> [Directions for this task]: Apart from the pictures, write out the records that follow exactly.

☆ ☆ ☆ ☆ ☆

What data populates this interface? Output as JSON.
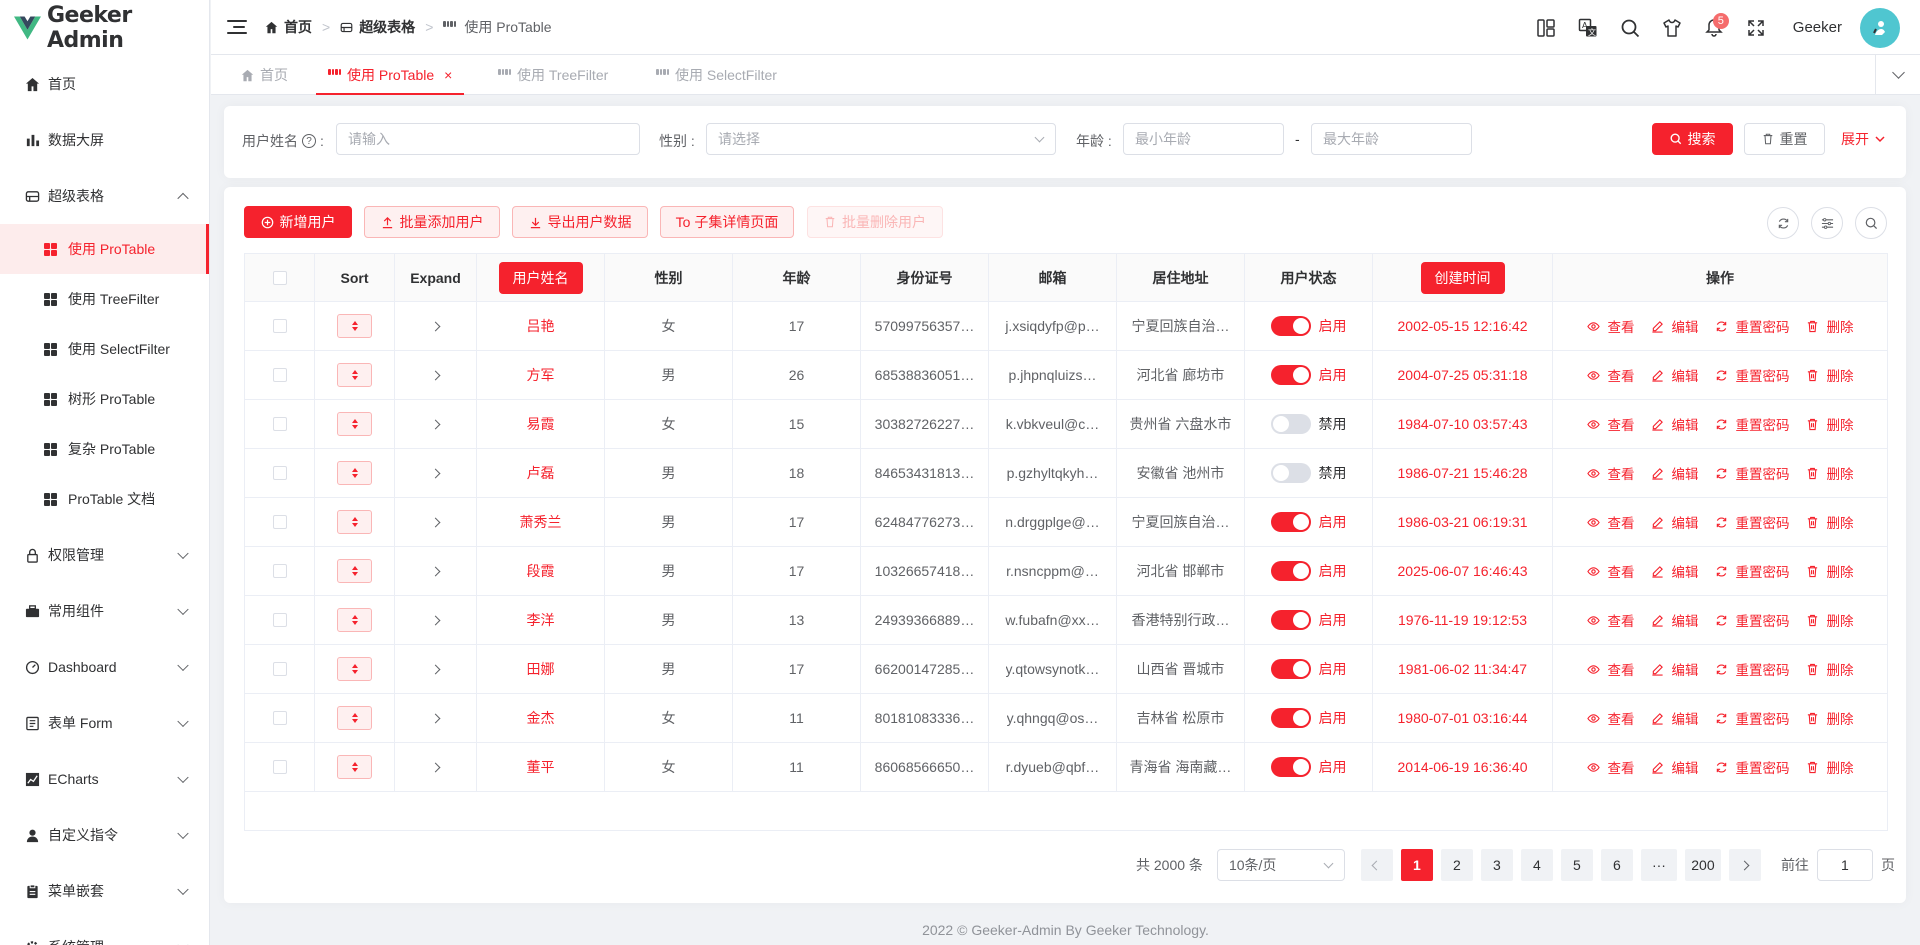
{
  "app": {
    "title": "Geeker Admin",
    "accent": "#f5222d"
  },
  "sidebar": {
    "items": [
      {
        "label": "首页",
        "icon": "home-icon"
      },
      {
        "label": "数据大屏",
        "icon": "bar-chart-icon"
      },
      {
        "label": "超级表格",
        "icon": "table-box-icon",
        "expanded": true,
        "children": [
          "使用 ProTable",
          "使用 TreeFilter",
          "使用 SelectFilter",
          "树形 ProTable",
          "复杂 ProTable",
          "ProTable 文档"
        ]
      },
      {
        "label": "权限管理",
        "icon": "lock-icon"
      },
      {
        "label": "常用组件",
        "icon": "briefcase-icon"
      },
      {
        "label": "Dashboard",
        "icon": "dashboard-icon"
      },
      {
        "label": "表单 Form",
        "icon": "form-icon"
      },
      {
        "label": "ECharts",
        "icon": "line-chart-icon"
      },
      {
        "label": "自定义指令",
        "icon": "user-icon"
      },
      {
        "label": "菜单嵌套",
        "icon": "clipboard-icon"
      },
      {
        "label": "系统管理",
        "icon": "setting-icon"
      }
    ],
    "active_child": "使用 ProTable"
  },
  "header": {
    "breadcrumb": [
      "首页",
      "超级表格",
      "使用 ProTable"
    ],
    "notification_count": "5",
    "username": "Geeker"
  },
  "tabs": [
    "首页",
    "使用 ProTable",
    "使用 TreeFilter",
    "使用 SelectFilter"
  ],
  "tab_close": "×",
  "search": {
    "username_label": "用户姓名",
    "username_placeholder": "请输入",
    "gender_label": "性别 :",
    "gender_placeholder": "请选择",
    "age_label": "年龄 :",
    "age_min_placeholder": "最小年龄",
    "age_sep": "-",
    "age_max_placeholder": "最大年龄",
    "search_btn": "搜索",
    "reset_btn": "重置",
    "expand_btn": "展开"
  },
  "toolbar": {
    "add_user": "新增用户",
    "batch_add": "批量添加用户",
    "export": "导出用户数据",
    "to_detail": "To 子集详情页面",
    "batch_delete": "批量删除用户"
  },
  "table": {
    "columns": [
      "Sort",
      "Expand",
      "用户姓名",
      "性别",
      "年龄",
      "身份证号",
      "邮箱",
      "居住地址",
      "用户状态",
      "创建时间",
      "操作"
    ],
    "actions": [
      "查看",
      "编辑",
      "重置密码",
      "删除"
    ],
    "rows": [
      {
        "name": "吕艳",
        "gender": "女",
        "age": "17",
        "idcard": "57099756357…",
        "email": "j.xsiqdyfp@p…",
        "address": "宁夏回族自治…",
        "enabled": true,
        "status": "启用",
        "created": "2002-05-15 12:16:42"
      },
      {
        "name": "方军",
        "gender": "男",
        "age": "26",
        "idcard": "68538836051…",
        "email": "p.jhpnqluizs…",
        "address": "河北省 廊坊市",
        "enabled": true,
        "status": "启用",
        "created": "2004-07-25 05:31:18"
      },
      {
        "name": "易霞",
        "gender": "女",
        "age": "15",
        "idcard": "30382726227…",
        "email": "k.vbkveul@c…",
        "address": "贵州省 六盘水市",
        "enabled": false,
        "status": "禁用",
        "created": "1984-07-10 03:57:43"
      },
      {
        "name": "卢磊",
        "gender": "男",
        "age": "18",
        "idcard": "84653431813…",
        "email": "p.gzhyltqkyh…",
        "address": "安徽省 池州市",
        "enabled": false,
        "status": "禁用",
        "created": "1986-07-21 15:46:28"
      },
      {
        "name": "萧秀兰",
        "gender": "男",
        "age": "17",
        "idcard": "62484776273…",
        "email": "n.drggplge@…",
        "address": "宁夏回族自治…",
        "enabled": true,
        "status": "启用",
        "created": "1986-03-21 06:19:31"
      },
      {
        "name": "段霞",
        "gender": "男",
        "age": "17",
        "idcard": "10326657418…",
        "email": "r.nsncppm@…",
        "address": "河北省 邯郸市",
        "enabled": true,
        "status": "启用",
        "created": "2025-06-07 16:46:43"
      },
      {
        "name": "李洋",
        "gender": "男",
        "age": "13",
        "idcard": "24939366889…",
        "email": "w.fubafn@xx…",
        "address": "香港特别行政…",
        "enabled": true,
        "status": "启用",
        "created": "1976-11-19 19:12:53"
      },
      {
        "name": "田娜",
        "gender": "男",
        "age": "17",
        "idcard": "66200147285…",
        "email": "y.qtowsynotk…",
        "address": "山西省 晋城市",
        "enabled": true,
        "status": "启用",
        "created": "1981-06-02 11:34:47"
      },
      {
        "name": "金杰",
        "gender": "女",
        "age": "11",
        "idcard": "80181083336…",
        "email": "y.qhngq@os…",
        "address": "吉林省 松原市",
        "enabled": true,
        "status": "启用",
        "created": "1980-07-01 03:16:44"
      },
      {
        "name": "董平",
        "gender": "女",
        "age": "11",
        "idcard": "86068566650…",
        "email": "r.dyueb@qbf…",
        "address": "青海省 海南藏…",
        "enabled": true,
        "status": "启用",
        "created": "2014-06-19 16:36:40"
      }
    ]
  },
  "pagination": {
    "total": "共 2000 条",
    "page_size": "10条/页",
    "pages": [
      "1",
      "2",
      "3",
      "4",
      "5",
      "6",
      "···",
      "200"
    ],
    "current": "1",
    "goto_label": "前往",
    "goto_value": "1",
    "goto_suffix": "页"
  },
  "footer": "2022 © Geeker-Admin By Geeker Technology."
}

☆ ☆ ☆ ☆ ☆

> [Your response]:
What data populates this interface? Output as JSON.
{
  "app": {
    "title": "Geeker Admin",
    "accent": "#f5222d"
  },
  "sidebar": {
    "items": [
      {
        "label": "首页",
        "icon": "home-icon"
      },
      {
        "label": "数据大屏",
        "icon": "bar-chart-icon"
      },
      {
        "label": "超级表格",
        "icon": "table-box-icon",
        "expanded": true,
        "children": [
          "使用 ProTable",
          "使用 TreeFilter",
          "使用 SelectFilter",
          "树形 ProTable",
          "复杂 ProTable",
          "ProTable 文档"
        ]
      },
      {
        "label": "权限管理",
        "icon": "lock-icon"
      },
      {
        "label": "常用组件",
        "icon": "briefcase-icon"
      },
      {
        "label": "Dashboard",
        "icon": "dashboard-icon"
      },
      {
        "label": "表单 Form",
        "icon": "form-icon"
      },
      {
        "label": "ECharts",
        "icon": "line-chart-icon"
      },
      {
        "label": "自定义指令",
        "icon": "user-icon"
      },
      {
        "label": "菜单嵌套",
        "icon": "clipboard-icon"
      },
      {
        "label": "系统管理",
        "icon": "setting-icon"
      }
    ],
    "active_child": "使用 ProTable"
  },
  "header": {
    "breadcrumb": [
      "首页",
      "超级表格",
      "使用 ProTable"
    ],
    "notification_count": "5",
    "username": "Geeker"
  },
  "tabs": [
    "首页",
    "使用 ProTable",
    "使用 TreeFilter",
    "使用 SelectFilter"
  ],
  "tab_close": "×",
  "search": {
    "username_label": "用户姓名",
    "username_placeholder": "请输入",
    "gender_label": "性别 :",
    "gender_placeholder": "请选择",
    "age_label": "年龄 :",
    "age_min_placeholder": "最小年龄",
    "age_sep": "-",
    "age_max_placeholder": "最大年龄",
    "search_btn": "搜索",
    "reset_btn": "重置",
    "expand_btn": "展开"
  },
  "toolbar": {
    "add_user": "新增用户",
    "batch_add": "批量添加用户",
    "export": "导出用户数据",
    "to_detail": "To 子集详情页面",
    "batch_delete": "批量删除用户"
  },
  "table": {
    "columns": [
      "Sort",
      "Expand",
      "用户姓名",
      "性别",
      "年龄",
      "身份证号",
      "邮箱",
      "居住地址",
      "用户状态",
      "创建时间",
      "操作"
    ],
    "actions": [
      "查看",
      "编辑",
      "重置密码",
      "删除"
    ],
    "rows": [
      {
        "name": "吕艳",
        "gender": "女",
        "age": "17",
        "idcard": "57099756357…",
        "email": "j.xsiqdyfp@p…",
        "address": "宁夏回族自治…",
        "enabled": true,
        "status": "启用",
        "created": "2002-05-15 12:16:42"
      },
      {
        "name": "方军",
        "gender": "男",
        "age": "26",
        "idcard": "68538836051…",
        "email": "p.jhpnqluizs…",
        "address": "河北省 廊坊市",
        "enabled": true,
        "status": "启用",
        "created": "2004-07-25 05:31:18"
      },
      {
        "name": "易霞",
        "gender": "女",
        "age": "15",
        "idcard": "30382726227…",
        "email": "k.vbkveul@c…",
        "address": "贵州省 六盘水市",
        "enabled": false,
        "status": "禁用",
        "created": "1984-07-10 03:57:43"
      },
      {
        "name": "卢磊",
        "gender": "男",
        "age": "18",
        "idcard": "84653431813…",
        "email": "p.gzhyltqkyh…",
        "address": "安徽省 池州市",
        "enabled": false,
        "status": "禁用",
        "created": "1986-07-21 15:46:28"
      },
      {
        "name": "萧秀兰",
        "gender": "男",
        "age": "17",
        "idcard": "62484776273…",
        "email": "n.drggplge@…",
        "address": "宁夏回族自治…",
        "enabled": true,
        "status": "启用",
        "created": "1986-03-21 06:19:31"
      },
      {
        "name": "段霞",
        "gender": "男",
        "age": "17",
        "idcard": "10326657418…",
        "email": "r.nsncppm@…",
        "address": "河北省 邯郸市",
        "enabled": true,
        "status": "启用",
        "created": "2025-06-07 16:46:43"
      },
      {
        "name": "李洋",
        "gender": "男",
        "age": "13",
        "idcard": "24939366889…",
        "email": "w.fubafn@xx…",
        "address": "香港特别行政…",
        "enabled": true,
        "status": "启用",
        "created": "1976-11-19 19:12:53"
      },
      {
        "name": "田娜",
        "gender": "男",
        "age": "17",
        "idcard": "66200147285…",
        "email": "y.qtowsynotk…",
        "address": "山西省 晋城市",
        "enabled": true,
        "status": "启用",
        "created": "1981-06-02 11:34:47"
      },
      {
        "name": "金杰",
        "gender": "女",
        "age": "11",
        "idcard": "80181083336…",
        "email": "y.qhngq@os…",
        "address": "吉林省 松原市",
        "enabled": true,
        "status": "启用",
        "created": "1980-07-01 03:16:44"
      },
      {
        "name": "董平",
        "gender": "女",
        "age": "11",
        "idcard": "86068566650…",
        "email": "r.dyueb@qbf…",
        "address": "青海省 海南藏…",
        "enabled": true,
        "status": "启用",
        "created": "2014-06-19 16:36:40"
      }
    ]
  },
  "pagination": {
    "total": "共 2000 条",
    "page_size": "10条/页",
    "pages": [
      "1",
      "2",
      "3",
      "4",
      "5",
      "6",
      "···",
      "200"
    ],
    "current": "1",
    "goto_label": "前往",
    "goto_value": "1",
    "goto_suffix": "页"
  },
  "footer": "2022 © Geeker-Admin By Geeker Technology."
}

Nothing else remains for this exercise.